Dr Alexander Samson

Early Modern Studies MA, Comparative Literature MA, Medieval and Renaissance Studies MA, Hispanic Studies MA
Lecturer in Golden Age Literature
Staff view

"My focus of research is mainly book and manuscript collections of the early modern period. At the moment this interest is focused on two major projects, both of which are interdisciplinary.The first is to map the network of donors to the Bodleian Library in the early years of the seventeenth century, in order to reveal who was donating and how they were connected in their communities, what kind of books were being donated and how the Librarians organised them. The second project also focuses on books and libraries, but goes beyond textual interaction to examine the material traces readers leave behind them, i.e. hair, skin, pollen, blood, tears. Being situated in London means that I am on the doorstep to collections of international importance. The size of the collections at the British Library or the National Archives in Kew for example, means that there is always something new to discover. I particularly enjoy rummaging around in historic collections and making new discoveries."

Dr Robyn Adams

Early Modern Studies MA
UCL Centre for Editing Lives and Letters
Student view

"I'd really enjoyed my experience as an undergraduate at UCL (BA French and Russian). The teaching had been outstanding and I'd cultivated productive relationships with my tutors who were always more than happy to offer me their time and suggestions for my studies. UCL was then my first choice for graduate study as I knew I could rely on its standard of teaching and on the commitment of its tutors to their students. The location of UCL also made it an attractive destination since it is so near to the British Library, the Wellcome Collection and other research institutions such as Dr Williams's library. This enables you to follow up lectures with a trip to nearby research libraries only a short walk away."

Lisa Nicholson

Early Modern Studies

Application and next steps

Applications

Students are advised to apply as early as possible due to competition for places. Those applying for scholarship funding (particularly overseas applicants) should take note of application deadlines.

There is an application processing fee for this programme of £80 for online applications and £105 for paper applications. Further information can be found at: www.ucl.ac.uk/prospective-students/graduate/taught/application.

Who can apply?

The programme is aimed at students with a good degree in a relevant subject who wish to gain the key bibliography, paleography and research skills necessary for a future career in academia or in the heritage or cultural industries.

Application deadlines

All applicants
11 August 2020

For more information see our Applications page.

Apply now

What are we looking for?

When we assess your application we would like to learn:

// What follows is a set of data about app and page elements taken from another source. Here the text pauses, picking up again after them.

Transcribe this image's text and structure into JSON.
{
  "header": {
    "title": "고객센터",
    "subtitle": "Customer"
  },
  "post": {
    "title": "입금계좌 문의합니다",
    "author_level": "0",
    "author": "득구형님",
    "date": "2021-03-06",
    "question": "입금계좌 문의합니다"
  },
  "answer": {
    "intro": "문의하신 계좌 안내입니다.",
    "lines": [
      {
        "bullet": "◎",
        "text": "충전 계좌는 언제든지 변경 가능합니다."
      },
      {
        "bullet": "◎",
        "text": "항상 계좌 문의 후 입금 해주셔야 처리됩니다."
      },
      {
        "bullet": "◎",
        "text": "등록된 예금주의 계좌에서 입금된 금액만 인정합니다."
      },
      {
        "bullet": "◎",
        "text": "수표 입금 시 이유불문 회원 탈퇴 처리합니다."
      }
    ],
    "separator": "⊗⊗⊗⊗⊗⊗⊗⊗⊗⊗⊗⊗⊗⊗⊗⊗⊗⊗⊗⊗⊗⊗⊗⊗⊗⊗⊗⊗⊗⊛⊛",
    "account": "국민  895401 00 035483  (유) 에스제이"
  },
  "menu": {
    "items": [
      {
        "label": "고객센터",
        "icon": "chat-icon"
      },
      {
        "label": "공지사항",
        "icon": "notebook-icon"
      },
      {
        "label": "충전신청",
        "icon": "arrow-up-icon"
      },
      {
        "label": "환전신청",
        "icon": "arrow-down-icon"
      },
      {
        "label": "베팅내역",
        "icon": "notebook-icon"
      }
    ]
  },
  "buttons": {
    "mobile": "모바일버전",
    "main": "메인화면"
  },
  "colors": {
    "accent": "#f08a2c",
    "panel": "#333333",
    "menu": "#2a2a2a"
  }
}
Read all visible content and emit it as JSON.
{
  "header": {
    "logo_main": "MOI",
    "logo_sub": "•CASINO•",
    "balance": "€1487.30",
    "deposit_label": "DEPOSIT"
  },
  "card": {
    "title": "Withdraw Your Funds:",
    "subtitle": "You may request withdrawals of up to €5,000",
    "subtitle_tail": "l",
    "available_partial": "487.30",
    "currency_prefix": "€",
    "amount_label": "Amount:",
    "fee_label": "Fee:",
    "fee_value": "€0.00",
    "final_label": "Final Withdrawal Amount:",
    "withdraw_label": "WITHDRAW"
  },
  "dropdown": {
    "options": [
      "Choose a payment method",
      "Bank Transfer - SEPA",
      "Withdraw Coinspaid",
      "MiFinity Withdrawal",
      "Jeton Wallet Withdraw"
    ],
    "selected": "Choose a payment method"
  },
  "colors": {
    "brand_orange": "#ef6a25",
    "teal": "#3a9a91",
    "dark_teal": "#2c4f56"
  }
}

  • why you want to study Early Modern Studies at graduate level
  • why you want to study Early Modern Studies at UCL
  • what particularly attracts you to this programme
  • how your personal, academic and professional background meets the demands of this programme
  • where you would like to go professionally with your degree

Together with essential academic requirements, the personal statement is your opportunity to illustrate whether your reasons for applying to this programme match what the programme will deliver.

UCL is regulated by the Office for Students.

Page last modified on 13 August 2020